-- RECORDS TO USE --
★ ★ ★ ★

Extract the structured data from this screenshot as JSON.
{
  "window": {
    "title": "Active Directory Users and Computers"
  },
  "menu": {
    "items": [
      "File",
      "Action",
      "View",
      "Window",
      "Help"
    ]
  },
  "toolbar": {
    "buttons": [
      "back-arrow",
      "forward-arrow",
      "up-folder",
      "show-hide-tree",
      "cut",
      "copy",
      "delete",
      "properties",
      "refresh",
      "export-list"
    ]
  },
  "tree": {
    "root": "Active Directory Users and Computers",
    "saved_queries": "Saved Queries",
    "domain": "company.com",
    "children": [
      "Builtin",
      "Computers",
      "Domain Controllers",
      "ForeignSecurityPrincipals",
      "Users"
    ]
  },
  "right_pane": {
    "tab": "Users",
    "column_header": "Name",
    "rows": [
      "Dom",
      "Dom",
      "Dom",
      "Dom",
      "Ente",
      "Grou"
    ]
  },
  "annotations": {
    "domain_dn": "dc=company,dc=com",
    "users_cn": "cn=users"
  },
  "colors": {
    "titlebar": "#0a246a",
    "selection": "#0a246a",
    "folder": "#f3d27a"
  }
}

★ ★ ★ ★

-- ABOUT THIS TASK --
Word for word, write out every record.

-- RESPONSE TO THE TASK --
Extract the structured data from this screenshot as JSON.
{
  "window": {
    "title": "Active Directory Users and Computers"
  },
  "menu": {
    "items": [
      "File",
      "Action",
      "View",
      "Window",
      "Help"
    ]
  },
  "toolbar": {
    "buttons": [
      "back-arrow",
      "forward-arrow",
      "up-folder",
      "show-hide-tree",
      "cut",
      "copy",
      "delete",
      "properties",
      "refresh",
      "export-list"
    ]
  },
  "tree": {
    "root": "Active Directory Users and Computers",
    "saved_queries": "Saved Queries",
    "domain": "company.com",
    "children": [
      "Builtin",
      "Computers",
      "Domain Controllers",
      "ForeignSecurityPrincipals",
      "Users"
    ]
  },
  "right_pane": {
    "tab": "Users",
    "column_header": "Name",
    "rows": [
      "Dom",
      "Dom",
      "Dom",
      "Dom",
      "Ente",
      "Grou"
    ]
  },
  "annotations": {
    "domain_dn": "dc=company,dc=com",
    "users_cn": "cn=users"
  },
  "colors": {
    "titlebar": "#0a246a",
    "selection": "#0a246a",
    "folder": "#f3d27a"
  }
}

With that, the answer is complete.